|Latin name||Archaster typicus|
|Common name||Sand Sifting Sea Star|
|Family||Asteroidea - Archaster|
|Origin||East Indian Ocean, Indonesia|
|Max length||30 cm (11.8")|
As aquarium fish
This is a popular sea star for marine aquariums as it keeps the sand bed clean.
This sea star might consumed all the detritus and micro organisms in the sand, as a result it might starve to death.
Therefore the sand shifting sea star should only be kept in large reef tanks.
One might be able to feed it by placing food in the sand, but this is not recommended.
Often sold under the name Astropecten polyacanthus.
Family description (Asteroidea)
Sea stars can be an essential part of a clean up crew, as many species live of algae and detritus.
Some species are even quite colorful.
Sea stars should not be kept in tanks with high levels of nitrate or phosphate, as they are more sensitive than most fish.
They might begin to "erode" if the water quality is low or if not provided with enough food.
Many species might be able to find enough food on their own in the aquarium, but if they show signs of starvation, one should feed them fish pellets or similar.
Some species are sensitive to air and changes in salinity, so be careful when moving and acclimating sea stars.
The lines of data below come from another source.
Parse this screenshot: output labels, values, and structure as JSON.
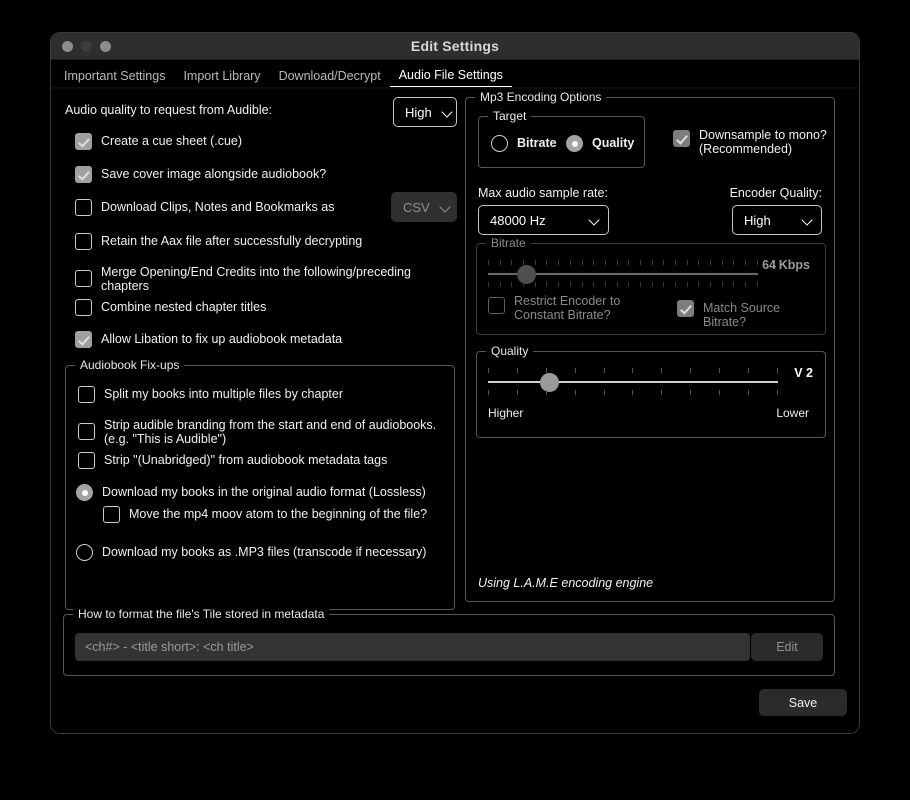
{
  "window": {
    "title": "Edit Settings",
    "traffic_lights": [
      "close-light",
      "minimize-light",
      "zoom-light"
    ]
  },
  "tabs": [
    {
      "label": "Important Settings",
      "active": false
    },
    {
      "label": "Import Library",
      "active": false
    },
    {
      "label": "Download/Decrypt",
      "active": false
    },
    {
      "label": "Audio File Settings",
      "active": true
    }
  ],
  "left": {
    "audio_quality_label": "Audio quality to request from Audible:",
    "audio_quality_value": "High",
    "checks": [
      {
        "label": "Create a cue sheet (.cue)",
        "checked": true
      },
      {
        "label": "Save cover image alongside audiobook?",
        "checked": true
      },
      {
        "label": "Download Clips, Notes and Bookmarks as",
        "checked": false
      },
      {
        "label": "Retain the Aax file after successfully decrypting",
        "checked": false
      },
      {
        "label": "Merge Opening/End Credits into the following/preceding chapters",
        "checked": false
      },
      {
        "label": "Combine nested chapter titles",
        "checked": false
      },
      {
        "label": "Allow Libation to fix up audiobook metadata",
        "checked": true
      }
    ],
    "clips_format_value": "CSV",
    "fixups": {
      "legend": "Audiobook Fix-ups",
      "checks": [
        {
          "label": "Split my books into multiple files by chapter",
          "checked": false
        },
        {
          "label": "Strip audible branding from the start and end of audiobooks. (e.g. \"This is Audible\")",
          "checked": false
        },
        {
          "label": "Strip \"(Unabridged)\" from audiobook metadata tags",
          "checked": false
        }
      ],
      "radio_lossless": {
        "label": "Download my books in the original audio format (Lossless)",
        "selected": true
      },
      "moov_check": {
        "label": "Move the mp4 moov atom to the beginning of the file?",
        "checked": false
      },
      "radio_mp3": {
        "label": "Download my books as .MP3 files (transcode if necessary)",
        "selected": false
      }
    }
  },
  "right": {
    "legend": "Mp3 Encoding Options",
    "target": {
      "legend": "Target",
      "options": [
        {
          "label": "Bitrate",
          "selected": false
        },
        {
          "label": "Quality",
          "selected": true
        }
      ]
    },
    "downsample": {
      "label": "Downsample to mono?\n(Recommended)",
      "line1": "Downsample to mono?",
      "line2": "(Recommended)",
      "checked": true,
      "enabled": false
    },
    "sample_rate_label": "Max audio sample rate:",
    "sample_rate_value": "48000 Hz",
    "encoder_quality_label": "Encoder Quality:",
    "encoder_quality_value": "High",
    "bitrate": {
      "legend": "Bitrate",
      "value": "64",
      "unit": "Kbps",
      "position_pct": 14,
      "enabled": false,
      "restrict_cbr": {
        "line1": "Restrict Encoder to",
        "line2": "Constant Bitrate?",
        "checked": false
      },
      "match_source": {
        "label": "Match Source Bitrate?",
        "checked": true
      }
    },
    "quality": {
      "legend": "Quality",
      "value": "V 2",
      "position_pct": 21,
      "low_label": "Higher",
      "high_label": "Lower"
    },
    "engine_note": "Using L.A.M.E encoding engine"
  },
  "bottom": {
    "legend": "How to format the file's Tile stored in metadata",
    "placeholder": "<ch#> - <title short>: <ch title>",
    "edit_label": "Edit",
    "save_label": "Save"
  }
}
Most sea stars in the trade are harmless and beneficial, but one should be careful when purchasing species with spines, as these are often predatory.